● Activity: Except for the images, repeat the entries below word for word.

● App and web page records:
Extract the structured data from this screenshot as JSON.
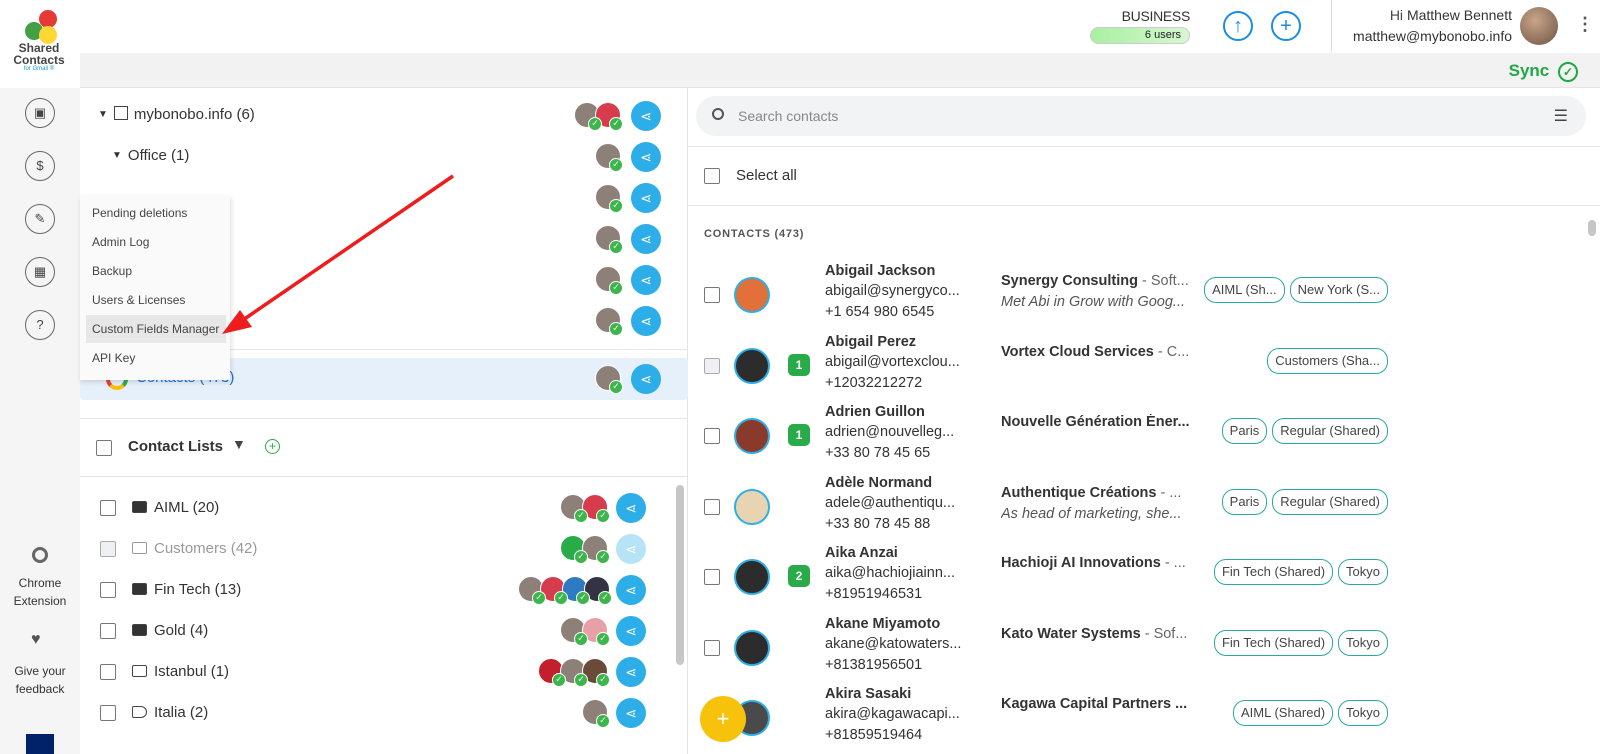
{
  "header": {
    "logo_line1": "Shared",
    "logo_line2": "Contacts",
    "logo_line3": "for Gmail ®",
    "plan_name": "BUSINESS",
    "plan_users": "6 users",
    "greeting": "Hi",
    "user_name": "Matthew Bennett",
    "user_email": "matthew@mybonobo.info",
    "sync_label": "Sync"
  },
  "leftnav": {
    "chrome_extension": "Chrome Extension",
    "feedback": "Give your feedback",
    "help_glyph": "?",
    "dollar_glyph": "$"
  },
  "menu": {
    "items": [
      "Pending deletions",
      "Admin Log",
      "Backup",
      "Users & Licenses",
      "Custom Fields Manager",
      "API Key"
    ]
  },
  "accounts": {
    "root_label": "mybonobo.info (6)",
    "office_label": "Office (1)",
    "contacts_label": "Contacts (473)"
  },
  "contact_lists": {
    "title": "Contact Lists",
    "items": [
      {
        "name": "AIML",
        "count": "(20)"
      },
      {
        "name": "Customers",
        "count": "(42)"
      },
      {
        "name": "Fin Tech",
        "count": "(13)"
      },
      {
        "name": "Gold",
        "count": "(4)"
      },
      {
        "name": "Istanbul",
        "count": "(1)"
      },
      {
        "name": "Italia",
        "count": "(2)"
      }
    ]
  },
  "contacts": {
    "search_placeholder": "Search contacts",
    "select_all": "Select all",
    "count_label": "CONTACTS (473)",
    "rows": [
      {
        "name": "Abigail Jackson",
        "email": "abigail@synergyco...",
        "phone": "+1 654 980 6545",
        "org": "Synergy Consulting",
        "org_suffix": " - Soft...",
        "note": "Met Abi in Grow with Goog...",
        "badge": "",
        "tags": [
          "AIML (Sh...",
          "New York (S..."
        ]
      },
      {
        "name": "Abigail Perez",
        "email": "abigail@vortexclou...",
        "phone": "+12032212272",
        "org": "Vortex Cloud Services",
        "org_suffix": " - C...",
        "note": "",
        "badge": "1",
        "tags": [
          "Customers (Sha..."
        ]
      },
      {
        "name": "Adrien Guillon",
        "email": "adrien@nouvelleg...",
        "phone": "+33 80 78 45 65",
        "org": "Nouvelle Génération Éner...",
        "org_suffix": "",
        "note": "",
        "badge": "1",
        "tags": [
          "Paris",
          "Regular (Shared)"
        ]
      },
      {
        "name": "Adèle Normand",
        "email": "adele@authentiqu...",
        "phone": "+33 80 78 45 88",
        "org": "Authentique Créations",
        "org_suffix": " - ...",
        "note": "As head of marketing, she...",
        "badge": "",
        "tags": [
          "Paris",
          "Regular (Shared)"
        ]
      },
      {
        "name": "Aika Anzai",
        "email": "aika@hachiojiainn...",
        "phone": "+81951946531",
        "org": "Hachioji AI Innovations",
        "org_suffix": " - ...",
        "note": "",
        "badge": "2",
        "tags": [
          "Fin Tech (Shared)",
          "Tokyo"
        ]
      },
      {
        "name": "Akane Miyamoto",
        "email": "akane@katowaters...",
        "phone": "+81381956501",
        "org": "Kato Water Systems",
        "org_suffix": " - Sof...",
        "note": "",
        "badge": "",
        "tags": [
          "Fin Tech (Shared)",
          "Tokyo"
        ]
      },
      {
        "name": "Akira Sasaki",
        "email": "akira@kagawacapi...",
        "phone": "+81859519464",
        "org": "Kagawa Capital Partners ...",
        "org_suffix": "",
        "note": "",
        "badge": "",
        "tags": [
          "AIML (Shared)",
          "Tokyo"
        ]
      }
    ]
  },
  "colors": {
    "accent_blue": "#2eaee8",
    "green": "#2aab4a",
    "tag_border": "#2aa9a0",
    "fab": "#f7c20c"
  }
}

● Response:
Extract the structured data from this screenshot as JSON.
{
  "header": {
    "logo_line1": "Shared",
    "logo_line2": "Contacts",
    "logo_line3": "for Gmail ®",
    "plan_name": "BUSINESS",
    "plan_users": "6 users",
    "greeting": "Hi",
    "user_name": "Matthew Bennett",
    "user_email": "matthew@mybonobo.info",
    "sync_label": "Sync"
  },
  "leftnav": {
    "chrome_extension": "Chrome Extension",
    "feedback": "Give your feedback",
    "help_glyph": "?",
    "dollar_glyph": "$"
  },
  "menu": {
    "items": [
      "Pending deletions",
      "Admin Log",
      "Backup",
      "Users & Licenses",
      "Custom Fields Manager",
      "API Key"
    ]
  },
  "accounts": {
    "root_label": "mybonobo.info (6)",
    "office_label": "Office (1)",
    "contacts_label": "Contacts (473)"
  },
  "contact_lists": {
    "title": "Contact Lists",
    "items": [
      {
        "name": "AIML",
        "count": "(20)"
      },
      {
        "name": "Customers",
        "count": "(42)"
      },
      {
        "name": "Fin Tech",
        "count": "(13)"
      },
      {
        "name": "Gold",
        "count": "(4)"
      },
      {
        "name": "Istanbul",
        "count": "(1)"
      },
      {
        "name": "Italia",
        "count": "(2)"
      }
    ]
  },
  "contacts": {
    "search_placeholder": "Search contacts",
    "select_all": "Select all",
    "count_label": "CONTACTS (473)",
    "rows": [
      {
        "name": "Abigail Jackson",
        "email": "abigail@synergyco...",
        "phone": "+1 654 980 6545",
        "org": "Synergy Consulting",
        "org_suffix": " - Soft...",
        "note": "Met Abi in Grow with Goog...",
        "badge": "",
        "tags": [
          "AIML (Sh...",
          "New York (S..."
        ]
      },
      {
        "name": "Abigail Perez",
        "email": "abigail@vortexclou...",
        "phone": "+12032212272",
        "org": "Vortex Cloud Services",
        "org_suffix": " - C...",
        "note": "",
        "badge": "1",
        "tags": [
          "Customers (Sha..."
        ]
      },
      {
        "name": "Adrien Guillon",
        "email": "adrien@nouvelleg...",
        "phone": "+33 80 78 45 65",
        "org": "Nouvelle Génération Éner...",
        "org_suffix": "",
        "note": "",
        "badge": "1",
        "tags": [
          "Paris",
          "Regular (Shared)"
        ]
      },
      {
        "name": "Adèle Normand",
        "email": "adele@authentiqu...",
        "phone": "+33 80 78 45 88",
        "org": "Authentique Créations",
        "org_suffix": " - ...",
        "note": "As head of marketing, she...",
        "badge": "",
        "tags": [
          "Paris",
          "Regular (Shared)"
        ]
      },
      {
        "name": "Aika Anzai",
        "email": "aika@hachiojiainn...",
        "phone": "+81951946531",
        "org": "Hachioji AI Innovations",
        "org_suffix": " - ...",
        "note": "",
        "badge": "2",
        "tags": [
          "Fin Tech (Shared)",
          "Tokyo"
        ]
      },
      {
        "name": "Akane Miyamoto",
        "email": "akane@katowaters...",
        "phone": "+81381956501",
        "org": "Kato Water Systems",
        "org_suffix": " - Sof...",
        "note": "",
        "badge": "",
        "tags": [
          "Fin Tech (Shared)",
          "Tokyo"
        ]
      },
      {
        "name": "Akira Sasaki",
        "email": "akira@kagawacapi...",
        "phone": "+81859519464",
        "org": "Kagawa Capital Partners ...",
        "org_suffix": "",
        "note": "",
        "badge": "",
        "tags": [
          "AIML (Shared)",
          "Tokyo"
        ]
      }
    ]
  },
  "colors": {
    "accent_blue": "#2eaee8",
    "green": "#2aab4a",
    "tag_border": "#2aa9a0",
    "fab": "#f7c20c"
  }
}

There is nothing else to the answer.